Said Schottenheimer: “I think people know he’s (Lockett) a really good football player. The more DK makes plays, that certainly helps. We’ve got lots of guys that can make plays, but he should get used to seeing more attention, I think. Again, he’s the type of guy that he can work even when he’s getting double-teamed. He’s got the awareness that we’ve talked here. He’s got the awareness to get open because he’s so smart and so instinctive. I don’t think that the great players, even a double-team can get always keep them from getting the ball.”

Schottenheimer says on third-and-long, he’ll live to fight another day

One of Seattle’s big issues Sunday was suffering losses on first and second downs that resulted in third-and long.
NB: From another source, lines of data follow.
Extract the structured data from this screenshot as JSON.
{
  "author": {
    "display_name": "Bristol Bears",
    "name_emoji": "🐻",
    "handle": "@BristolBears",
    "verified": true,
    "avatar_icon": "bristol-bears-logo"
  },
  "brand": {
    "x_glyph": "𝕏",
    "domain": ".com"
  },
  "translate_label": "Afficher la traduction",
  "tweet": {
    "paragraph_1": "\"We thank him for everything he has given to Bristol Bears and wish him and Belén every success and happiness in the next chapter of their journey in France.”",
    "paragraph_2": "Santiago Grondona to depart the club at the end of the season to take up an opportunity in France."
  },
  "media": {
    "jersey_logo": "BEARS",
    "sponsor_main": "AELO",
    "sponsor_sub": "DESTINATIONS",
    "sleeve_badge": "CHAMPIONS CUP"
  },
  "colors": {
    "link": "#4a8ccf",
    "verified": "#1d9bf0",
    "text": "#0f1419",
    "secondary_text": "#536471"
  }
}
Seattle had five third-and-16s on 12 possessions.

And if Seahawks fans grew frustrated that at times the Seahawks were conservative in those situations — they ran on two of them and threw short passes on two others (though one was the run-out-the-clock drive at the end of the game) — Schottenheimer said that’s partially by design.

I think that’s one thing that we looked at as a staff this week, maybe some other calls or things that can help us. Again, when we looked at the third-down numbers, we came at it really frustrated, you know? Really, when you look at it, I think we were four of seven on third-and-nine or less. We had five that were third-and-16-plus. I mean, shoot, I was over there booing. What are we doing? Again, we own it and that’s not the position you want to put yourself in. Is it difficult? Sure. Of course, as the play-caller, you have the responsibility to understand how the game is playing. It was back and forth. It’s a third-and-25? Yeah, I’m going to hand it off. I’m not going to apologize about that or hand it off and let Michael Dickson hit a boom punt. Maybe if the game is going a little different, maybe you try and take different shots and things like that. That’s my job as a coordinator to kind of, again, feel what’s going on, how the game is playing out. I told the guys, there’s not a lot of great calls on third-and-22. It’s funny. You get on the headset and you start asking for suggestions “and it’s like you’re on an island by yourself — no one says a word.”